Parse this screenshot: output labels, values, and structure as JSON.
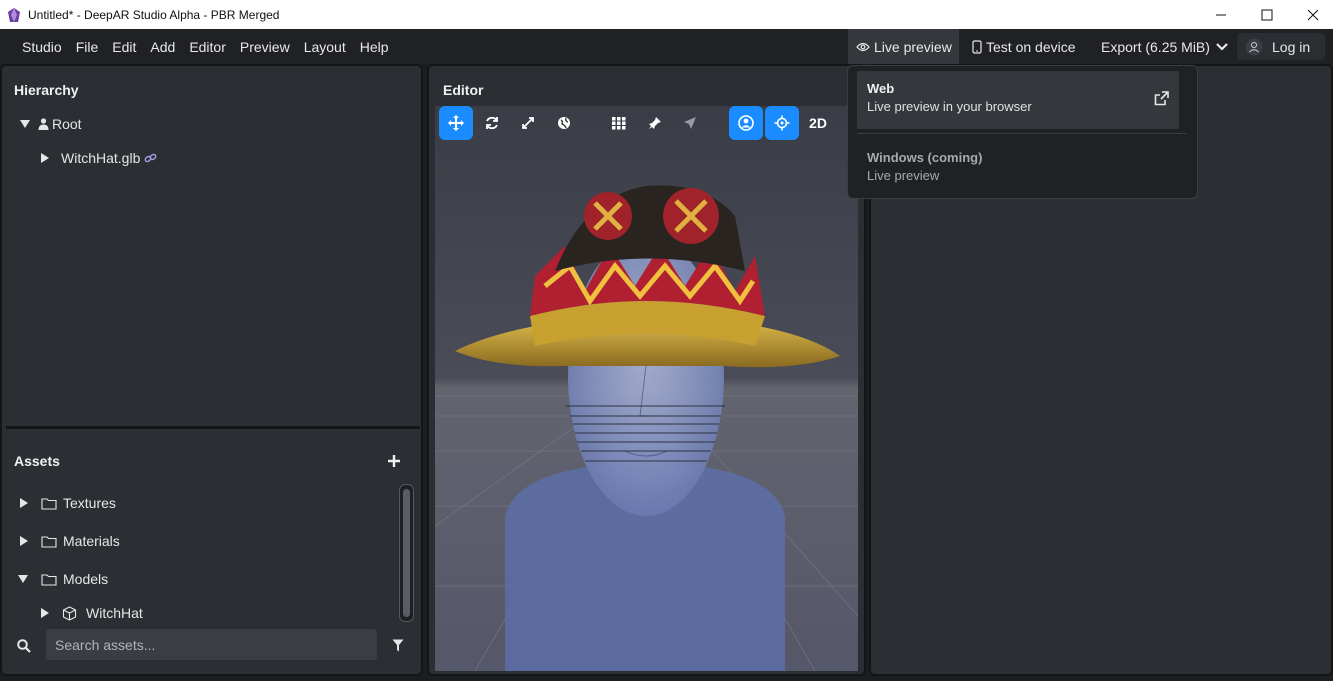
{
  "window": {
    "title": "Untitled* - DeepAR Studio Alpha - PBR Merged",
    "controls": [
      "minimize-icon",
      "maximize-icon",
      "close-icon"
    ]
  },
  "menubar": {
    "items": [
      "Studio",
      "File",
      "Edit",
      "Add",
      "Editor",
      "Preview",
      "Layout",
      "Help"
    ],
    "live_preview": "Live preview",
    "test_on_device": "Test on device",
    "export": "Export (6.25 MiB)",
    "login": "Log in"
  },
  "hierarchy": {
    "title": "Hierarchy",
    "root": "Root",
    "child": "WitchHat.glb"
  },
  "assets": {
    "title": "Assets",
    "folders": [
      "Textures",
      "Materials",
      "Models"
    ],
    "model_item": "WitchHat",
    "search_placeholder": "Search assets..."
  },
  "editor": {
    "title": "Editor",
    "tools": [
      "move-icon",
      "rotate-icon",
      "scale-icon",
      "globe-icon",
      "grid-icon",
      "pin-icon",
      "navigate-icon",
      "face-tracking-icon",
      "target-icon"
    ],
    "mode_2d": "2D"
  },
  "live_preview_menu": {
    "options": [
      {
        "title": "Web",
        "subtitle": "Live preview in your browser"
      },
      {
        "title": "Windows (coming)",
        "subtitle": "Live preview"
      }
    ]
  },
  "colors": {
    "accent": "#1a8cff",
    "panel": "#2b2e33",
    "background": "#1b1d20",
    "dropdown_highlight": "#34373b"
  }
}
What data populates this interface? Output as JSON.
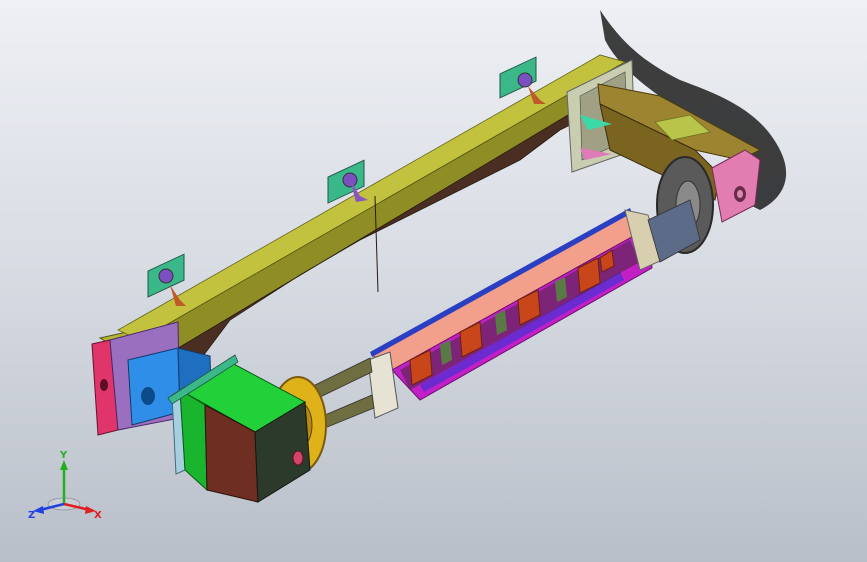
{
  "viewport": {
    "background_top": "#eef0f4",
    "background_bottom": "#b9bfc9"
  },
  "model": {
    "colors": {
      "beam_top": "#b3b336",
      "beam_side": "#8a8a22",
      "beam_inner": "#4b2e22",
      "end_cap_left": "#9b6fbf",
      "pink_plate": "#e0356b",
      "blue_block": "#2f8fe8",
      "green_box": "#22d13a",
      "brown_face": "#6e2f22",
      "gold_wheel": "#e0b21a",
      "right_housing": "#7a6420",
      "right_housing_top": "#9d8430",
      "right_light_panel": "#c9ceb0",
      "salmon_rail": "#f2a08c",
      "magenta_base": "#c21fc7",
      "purple_strip": "#6b2bd1",
      "orange_clamp": "#c9461a",
      "olive_green": "#5a7a45",
      "teal_bracket": "#3bb88a",
      "dark_shadow": "#2a2a2a"
    }
  },
  "triad": {
    "x_label": "X",
    "y_label": "Y",
    "z_label": "Z",
    "x_color": "#e02020",
    "y_color": "#20b020",
    "z_color": "#2040e0"
  }
}
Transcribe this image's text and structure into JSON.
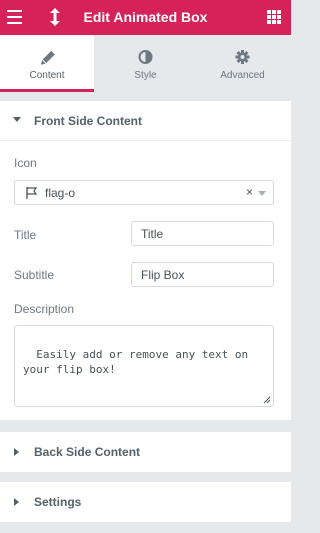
{
  "header": {
    "title": "Edit Animated Box",
    "menu_icon": "hamburger-icon",
    "resize_icon": "vertical-arrows-icon",
    "apps_icon": "grid-icon"
  },
  "tabs": [
    {
      "label": "Content",
      "icon": "pencil-icon",
      "active": true
    },
    {
      "label": "Style",
      "icon": "contrast-icon",
      "active": false
    },
    {
      "label": "Advanced",
      "icon": "gear-icon",
      "active": false
    }
  ],
  "front_side": {
    "title": "Front Side Content",
    "icon_label": "Icon",
    "icon_value": "flag-o",
    "icon_clear": "×",
    "title_label": "Title",
    "title_value": "Title",
    "subtitle_label": "Subtitle",
    "subtitle_value": "Flip Box",
    "description_label": "Description",
    "description_value": "Easily add or remove any text on your flip box!"
  },
  "back_side": {
    "title": "Back Side Content"
  },
  "settings": {
    "title": "Settings"
  },
  "colors": {
    "accent": "#d5235a",
    "panel_bg": "#e6e9ec"
  }
}
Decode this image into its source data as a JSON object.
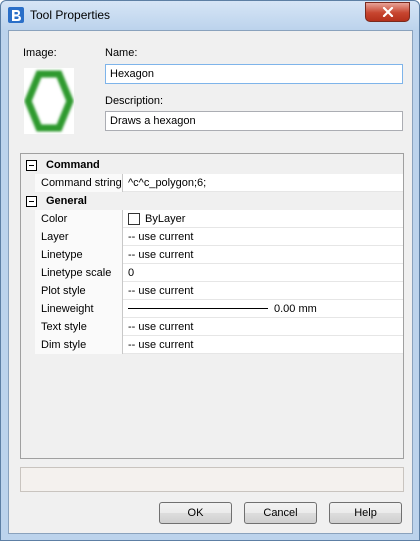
{
  "window": {
    "title": "Tool Properties",
    "close_glyph": "✕"
  },
  "tool": {
    "image_label": "Image:",
    "name_label": "Name:",
    "name_value": "Hexagon",
    "description_label": "Description:",
    "description_value": "Draws a hexagon",
    "preview_icon": "hexagon-icon",
    "preview_color": "#2e9a2e"
  },
  "properties": {
    "command_category": "Command",
    "command_rows": [
      {
        "name": "Command string",
        "value": "^c^c_polygon;6;"
      }
    ],
    "general_category": "General",
    "general_rows": [
      {
        "name": "Color",
        "value": "ByLayer"
      },
      {
        "name": "Layer",
        "value": "-- use current"
      },
      {
        "name": "Linetype",
        "value": "-- use current"
      },
      {
        "name": "Linetype scale",
        "value": "0"
      },
      {
        "name": "Plot style",
        "value": "-- use current"
      },
      {
        "name": "Lineweight",
        "value": "0.00 mm"
      },
      {
        "name": "Text style",
        "value": "-- use current"
      },
      {
        "name": "Dim style",
        "value": "-- use current"
      }
    ]
  },
  "buttons": {
    "ok": "OK",
    "cancel": "Cancel",
    "help": "Help"
  }
}
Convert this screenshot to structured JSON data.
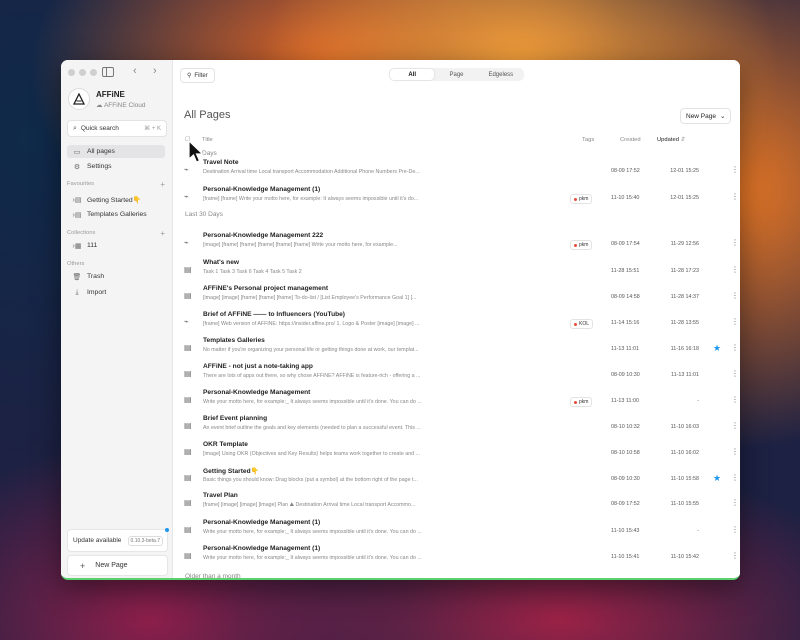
{
  "sidebar": {
    "workspace_name": "AFFiNE",
    "workspace_sub": "AFFiNE Cloud",
    "quick_search": "Quick search",
    "quick_search_kbd": "⌘ + K",
    "nav": [
      {
        "label": "All pages",
        "icon": "folder-icon"
      },
      {
        "label": "Settings",
        "icon": "gear-icon"
      }
    ],
    "favourites_label": "Favourites",
    "favourites": [
      "Getting Started👇",
      "Templates Galleries"
    ],
    "collections_label": "Collections",
    "collections": [
      "111"
    ],
    "others_label": "Others",
    "others": [
      {
        "label": "Trash",
        "icon": "trash-icon"
      },
      {
        "label": "Import",
        "icon": "import-icon"
      }
    ],
    "update_label": "Update available",
    "update_version": "0.10.3-beta.7",
    "new_page": "New Page"
  },
  "toolbar": {
    "filter": "Filter",
    "modes": [
      "All",
      "Page",
      "Edgeless"
    ],
    "active_mode": "All"
  },
  "main": {
    "title": "All Pages",
    "new_page_btn": "New Page",
    "columns": {
      "title": "Title",
      "tags": "Tags",
      "created": "Created",
      "updated": "Updated"
    },
    "groups": {
      "g1": "Days",
      "g2": "Last 30 Days",
      "g3": "Older than a month"
    },
    "rows": [
      {
        "title": "Travel Note",
        "preview": "Destination Arrival time Local transport Accommodation Additional Phone Numbers Pre-De...",
        "tag": "",
        "created": "08-09 17:52",
        "updated": "12-01 15:25",
        "fav": false,
        "icon": "edgeless-icon"
      },
      {
        "title": "Personal-Knowledge Management (1)",
        "preview": "[frame] [frame] Write your motto here, for example: It always seems impossible until it's do...",
        "tag": "pkm",
        "created": "11-10 15:40",
        "updated": "12-01 15:25",
        "fav": false,
        "icon": "edgeless-icon"
      },
      {
        "title": "Personal-Knowledge Management 222",
        "preview": "[image] [frame] [frame] [frame] [frame] [frame] Write your motto here, for example...",
        "tag": "pkm",
        "created": "08-09 17:54",
        "updated": "11-29 12:56",
        "fav": false,
        "icon": "edgeless-icon"
      },
      {
        "title": "What's new",
        "preview": "Task 1 Task 3 Task 6 Task 4 Task 5 Task 2",
        "tag": "",
        "created": "11-28 15:51",
        "updated": "11-28 17:23",
        "fav": false,
        "icon": "page-icon"
      },
      {
        "title": "AFFiNE's Personal project management",
        "preview": "[image] [image] [frame] [frame] [frame] To-do-list / [List Employee's Performance Goal 1] [...",
        "tag": "",
        "created": "08-09 14:58",
        "updated": "11-28 14:37",
        "fav": false,
        "icon": "page-icon"
      },
      {
        "title": "Brief of AFFiNE —— to Influencers (YouTube)",
        "preview": "[frame] Web version of AFFiNE: https://insider.affine.pro/ 1. Logo & Poster [image] [image] ...",
        "tag": "KOL",
        "created": "11-14 15:16",
        "updated": "11-28 13:55",
        "fav": false,
        "icon": "edgeless-icon"
      },
      {
        "title": "Templates Galleries",
        "preview": "No matter if you're organizing your personal life or getting things done at work, our templat...",
        "tag": "",
        "created": "11-13 11:01",
        "updated": "11-16 16:18",
        "fav": true,
        "icon": "page-icon"
      },
      {
        "title": "AFFiNE - not just a note-taking app",
        "preview": "There are lots of apps out there, so why chose AFFiNE? AFFiNE is feature-rich - offering a ...",
        "tag": "",
        "created": "08-09 10:30",
        "updated": "11-13 11:01",
        "fav": false,
        "icon": "page-icon"
      },
      {
        "title": "Personal-Knowledge Management",
        "preview": "Write your motto here, for example:_ It always seems impossible until it's done. You can do ...",
        "tag": "pkm",
        "created": "11-13 11:00",
        "updated": "-",
        "fav": false,
        "icon": "page-icon"
      },
      {
        "title": "Brief Event planning",
        "preview": "An event brief outline the goals and key elements (needed to plan a successful event. This ...",
        "tag": "",
        "created": "08-10 10:32",
        "updated": "11-10 16:03",
        "fav": false,
        "icon": "page-icon"
      },
      {
        "title": "OKR Template",
        "preview": "[image] Using OKR (Objectives and Key Results) helps teams work together to create and ...",
        "tag": "",
        "created": "08-10 10:58",
        "updated": "11-10 16:02",
        "fav": false,
        "icon": "page-icon"
      },
      {
        "title": "Getting Started👇",
        "preview": "Basic things you should know: Drag blocks (put a symbol) at the bottom right of the page t...",
        "tag": "",
        "created": "08-09 10:30",
        "updated": "11-10 15:58",
        "fav": true,
        "icon": "page-icon"
      },
      {
        "title": "Travel Plan",
        "preview": "[frame] [image] [image] [image] Plan ⛰ Destination Arrival time Local transport Accommo...",
        "tag": "",
        "created": "08-09 17:52",
        "updated": "11-10 15:55",
        "fav": false,
        "icon": "page-icon"
      },
      {
        "title": "Personal-Knowledge Management (1)",
        "preview": "Write your motto here, for example:_ It always seems impossible until it's done. You can do ...",
        "tag": "",
        "created": "11-10 15:43",
        "updated": "-",
        "fav": false,
        "icon": "page-icon"
      },
      {
        "title": "Personal-Knowledge Management (1)",
        "preview": "Write your motto here, for example:_ It always seems impossible until it's done. You can do ...",
        "tag": "",
        "created": "11-10 15:41",
        "updated": "11-10 15:42",
        "fav": false,
        "icon": "page-icon"
      }
    ]
  }
}
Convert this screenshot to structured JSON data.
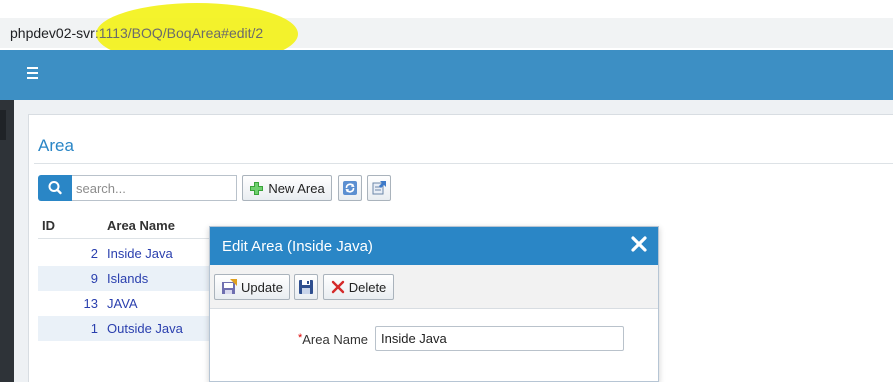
{
  "browser": {
    "url_host": "phpdev02-svr",
    "url_rest": ":1113/BOQ/BoqArea#edit/2"
  },
  "nav": {
    "menu_icon": "hamburger-icon"
  },
  "page": {
    "title": "Area"
  },
  "toolbar": {
    "search_placeholder": "search...",
    "search_icon": "search-icon",
    "new_label": "New Area",
    "new_icon": "plus-icon",
    "refresh_icon": "refresh-icon",
    "export_icon": "export-icon"
  },
  "grid": {
    "columns": [
      "ID",
      "Area Name"
    ],
    "rows": [
      {
        "id": "2",
        "name": "Inside Java"
      },
      {
        "id": "9",
        "name": "Islands"
      },
      {
        "id": "13",
        "name": "JAVA"
      },
      {
        "id": "1",
        "name": "Outside Java"
      }
    ]
  },
  "dialog": {
    "title": "Edit Area (Inside Java)",
    "close_icon": "close-icon",
    "update_label": "Update",
    "delete_label": "Delete",
    "required_mark": "*",
    "field_label": "Area Name",
    "field_value": "Inside Java"
  },
  "colors": {
    "accent": "#2a86c6",
    "navbar": "#3d8fc4",
    "highlight": "#f3f21a",
    "link": "#2a3fae"
  }
}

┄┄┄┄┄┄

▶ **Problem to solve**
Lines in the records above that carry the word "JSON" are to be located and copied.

▶ **Reply**
Parse this screenshot: output labels, values, and structure as JSON.
What data populates this interface? Output as JSON.
Transcribe this image's text and structure into JSON.
Decode this image into its source data as a JSON object.
Convert this screenshot to structured JSON data.
Convert this screenshot to structured JSON data.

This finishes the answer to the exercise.